Winston Damarillo: Sixty to seventy percent of our ingredients are based on open source. I always mention that anything I do has an open core, which is, the core of what we do comes from open source. In our case, the workload manager comes from Eucalyptus, the configuration management from Puppet, and a third systems management tool. All three are open source building blocks. Our product, mCloud, puts a complete wrapper around those to add workflow and orchestration, billing, systems management, a user interface, and works as an enterprise product. What is unique about Morph, compared to my other companies, is this time we've deployed it as an appliance. Our users tend to be IT administrators, and tend not to want to touch software. Instead, they want a box which they can install in their data centers, and configure it like a router, or load balancer, or firewall.
How many companies is this now that you've started in this kind of model?
Winston Damarillo: This is my fourth company. Gluecode, my first, I sold to IBM. LogicBlaze we sold to Progress Software. Webtide, we sold to Intalio, and this is the fourth. I've also just got funding for my fifth firm, which we'll be talking about soon.
What have you learned from all of those firms, and how to build a company around open source?

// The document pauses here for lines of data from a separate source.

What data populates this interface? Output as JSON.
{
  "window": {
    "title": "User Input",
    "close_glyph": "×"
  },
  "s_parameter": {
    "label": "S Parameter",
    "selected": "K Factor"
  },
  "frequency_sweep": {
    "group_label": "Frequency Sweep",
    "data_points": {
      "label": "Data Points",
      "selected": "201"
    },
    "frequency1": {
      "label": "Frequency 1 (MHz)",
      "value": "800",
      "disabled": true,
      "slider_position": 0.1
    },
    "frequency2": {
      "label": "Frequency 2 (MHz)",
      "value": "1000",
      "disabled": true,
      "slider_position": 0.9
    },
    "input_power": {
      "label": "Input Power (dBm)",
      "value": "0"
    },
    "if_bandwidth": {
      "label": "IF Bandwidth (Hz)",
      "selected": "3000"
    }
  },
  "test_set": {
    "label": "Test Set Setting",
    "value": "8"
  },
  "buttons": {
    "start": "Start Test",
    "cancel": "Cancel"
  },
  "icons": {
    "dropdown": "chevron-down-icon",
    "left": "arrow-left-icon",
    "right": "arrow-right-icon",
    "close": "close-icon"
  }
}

Winston Damarillo: One of the things I've learned, is that open source is now an accepted ingredient for any enterprise user. People are not scared anymore of using that. On what you need to know, from the business model side, is that we realized that open source support, by itself, is a declining and diminishing return on revenue generation. The more mature the open source product or project, the less the opportunity to make money. A good example of that is the Apache web server, where no one pays for support--they just download it and use it. What a successful company does, is implement what we call an open core--the idea is, you use open source, which you expect will mature over time, but later a product on top of that commercially, which allow you to make open source more scalable. That makes it more sustainable as a product, and not just as a support service.
Any product I've done, any company which I've created, has created market value by creating an open core strategy. We've seemed to have found a formula that works repeatedly, and leverages the ability to allow everyone to play with those building blocks, self qualify their preference for technology, and when they're ready, to implement it in a reliable fashion by buying the commercial overlay on top of it. The one thing which I will continue to deviate from, and will not implement, is the GPL dual license. I think that's a perversion of the open source license, using GPL to scare people into buying a commercial product.
Finally, with many of your firms you've had a distributed organization -- this time, looks like the Phillippines and Japan. Can you talk about how that model is structured?
Winston Damarillo: Being open source, we've very, very comfortable to begin with using distributed engineering. That's always been a strength for me--we can tap the very best talent in the world, whether that's in Australia, Italy, Japan, or the Phillippines, wherever there is thought leadership. We can also tap the least-cost implementation for the generic engineering. Combining those two together, we can get the implement things very quickly--I maintain a 110 person engineering force in the Phillippines, which enables us to build any startup very quickly.